Source data:
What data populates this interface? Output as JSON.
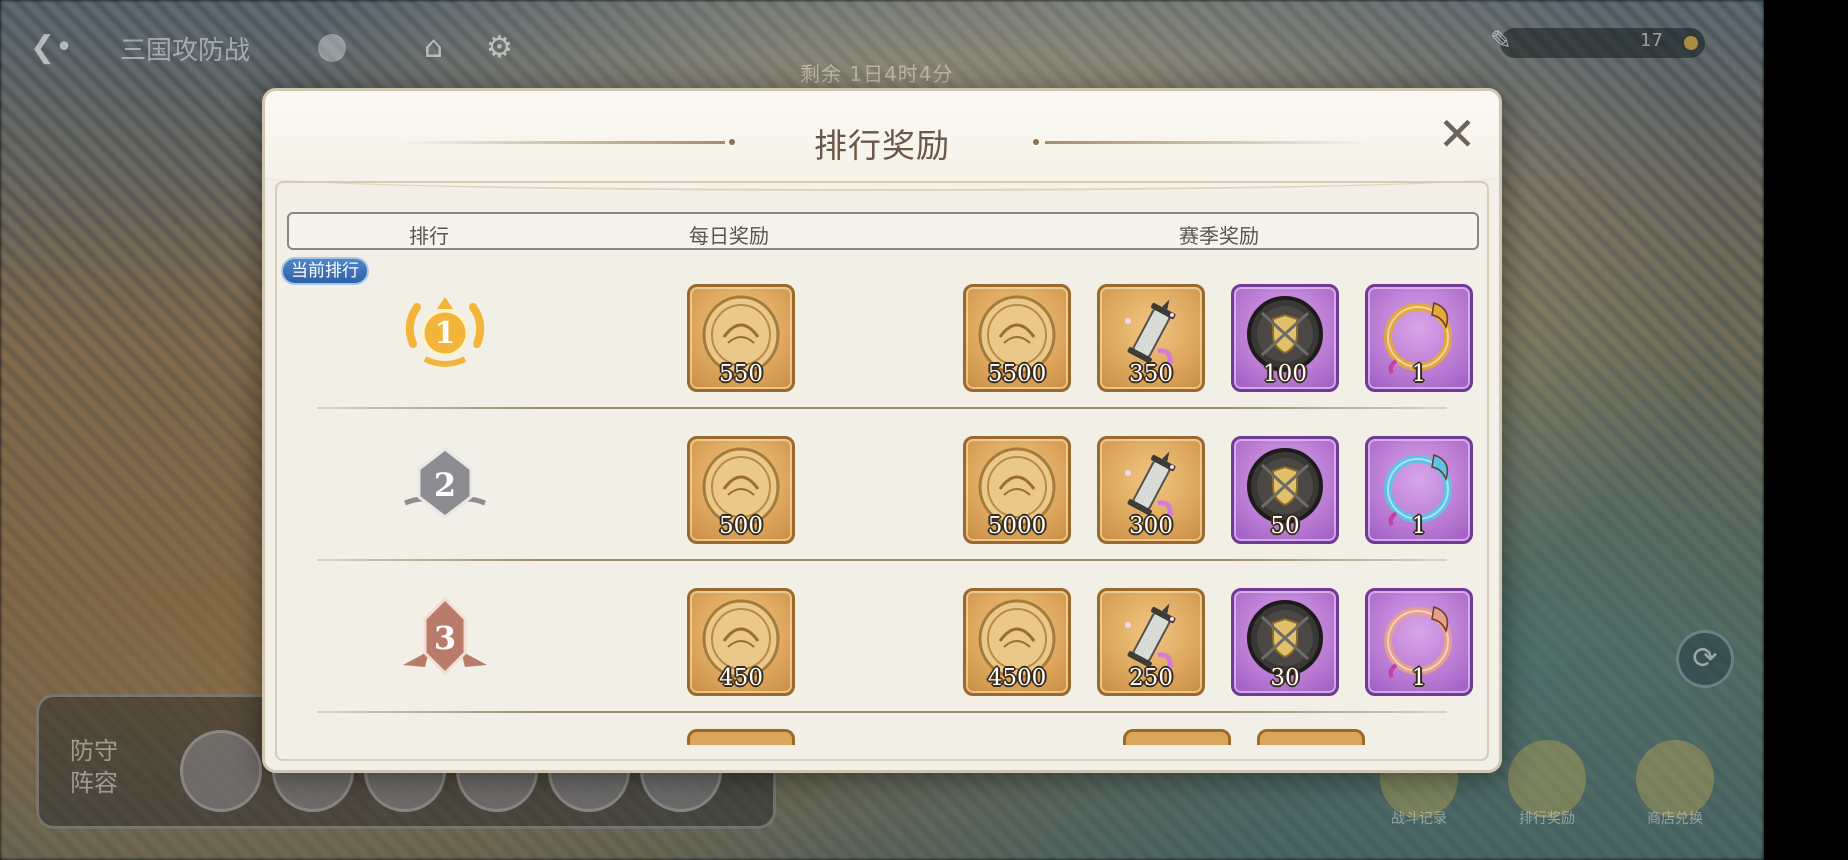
{
  "topbar": {
    "back_icon": "back-arrow-icon",
    "title": "三国攻防战",
    "season_timer": "剩余 1日4时4分",
    "currency_value": "17"
  },
  "modal": {
    "title": "排行奖励",
    "close_label": "✕",
    "columns": {
      "rank": "排行",
      "daily": "每日奖励",
      "season": "赛季奖励"
    },
    "current_rank_tag": "当前排行",
    "rows": [
      {
        "rank": "1",
        "rank_color": "#f2b53a",
        "daily": [
          {
            "icon": "coin-icon",
            "count": "550",
            "frame": "gold"
          }
        ],
        "season": [
          {
            "icon": "coin-icon",
            "count": "5500",
            "frame": "gold"
          },
          {
            "icon": "scroll-icon",
            "count": "350",
            "frame": "gold"
          },
          {
            "icon": "shield-badge-icon",
            "count": "100",
            "frame": "purple"
          },
          {
            "icon": "dragon-ring-icon",
            "count": "1",
            "frame": "purple",
            "ring_color": "#e3a93a"
          }
        ]
      },
      {
        "rank": "2",
        "rank_color": "#8d8d91",
        "daily": [
          {
            "icon": "coin-icon",
            "count": "500",
            "frame": "gold"
          }
        ],
        "season": [
          {
            "icon": "coin-icon",
            "count": "5000",
            "frame": "gold"
          },
          {
            "icon": "scroll-icon",
            "count": "300",
            "frame": "gold"
          },
          {
            "icon": "shield-badge-icon",
            "count": "50",
            "frame": "purple"
          },
          {
            "icon": "dragon-ring-icon",
            "count": "1",
            "frame": "purple",
            "ring_color": "#5cc4e6"
          }
        ]
      },
      {
        "rank": "3",
        "rank_color": "#b97c6b",
        "daily": [
          {
            "icon": "coin-icon",
            "count": "450",
            "frame": "gold"
          }
        ],
        "season": [
          {
            "icon": "coin-icon",
            "count": "4500",
            "frame": "gold"
          },
          {
            "icon": "scroll-icon",
            "count": "250",
            "frame": "gold"
          },
          {
            "icon": "shield-badge-icon",
            "count": "30",
            "frame": "purple"
          },
          {
            "icon": "dragon-ring-icon",
            "count": "1",
            "frame": "purple",
            "ring_color": "#e6a08a"
          }
        ]
      }
    ]
  },
  "bottom": {
    "formation_label": "防守阵容",
    "buttons": [
      "战斗记录",
      "排行奖励",
      "商店兑换"
    ]
  }
}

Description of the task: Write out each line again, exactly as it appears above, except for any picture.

Answer to this exercise:
What data populates this interface? Output as JSON.
{
  "topbar": {
    "back_icon": "back-arrow-icon",
    "title": "三国攻防战",
    "season_timer": "剩余 1日4时4分",
    "currency_value": "17"
  },
  "modal": {
    "title": "排行奖励",
    "close_label": "✕",
    "columns": {
      "rank": "排行",
      "daily": "每日奖励",
      "season": "赛季奖励"
    },
    "current_rank_tag": "当前排行",
    "rows": [
      {
        "rank": "1",
        "rank_color": "#f2b53a",
        "daily": [
          {
            "icon": "coin-icon",
            "count": "550",
            "frame": "gold"
          }
        ],
        "season": [
          {
            "icon": "coin-icon",
            "count": "5500",
            "frame": "gold"
          },
          {
            "icon": "scroll-icon",
            "count": "350",
            "frame": "gold"
          },
          {
            "icon": "shield-badge-icon",
            "count": "100",
            "frame": "purple"
          },
          {
            "icon": "dragon-ring-icon",
            "count": "1",
            "frame": "purple",
            "ring_color": "#e3a93a"
          }
        ]
      },
      {
        "rank": "2",
        "rank_color": "#8d8d91",
        "daily": [
          {
            "icon": "coin-icon",
            "count": "500",
            "frame": "gold"
          }
        ],
        "season": [
          {
            "icon": "coin-icon",
            "count": "5000",
            "frame": "gold"
          },
          {
            "icon": "scroll-icon",
            "count": "300",
            "frame": "gold"
          },
          {
            "icon": "shield-badge-icon",
            "count": "50",
            "frame": "purple"
          },
          {
            "icon": "dragon-ring-icon",
            "count": "1",
            "frame": "purple",
            "ring_color": "#5cc4e6"
          }
        ]
      },
      {
        "rank": "3",
        "rank_color": "#b97c6b",
        "daily": [
          {
            "icon": "coin-icon",
            "count": "450",
            "frame": "gold"
          }
        ],
        "season": [
          {
            "icon": "coin-icon",
            "count": "4500",
            "frame": "gold"
          },
          {
            "icon": "scroll-icon",
            "count": "250",
            "frame": "gold"
          },
          {
            "icon": "shield-badge-icon",
            "count": "30",
            "frame": "purple"
          },
          {
            "icon": "dragon-ring-icon",
            "count": "1",
            "frame": "purple",
            "ring_color": "#e6a08a"
          }
        ]
      }
    ]
  },
  "bottom": {
    "formation_label": "防守阵容",
    "buttons": [
      "战斗记录",
      "排行奖励",
      "商店兑换"
    ]
  }
}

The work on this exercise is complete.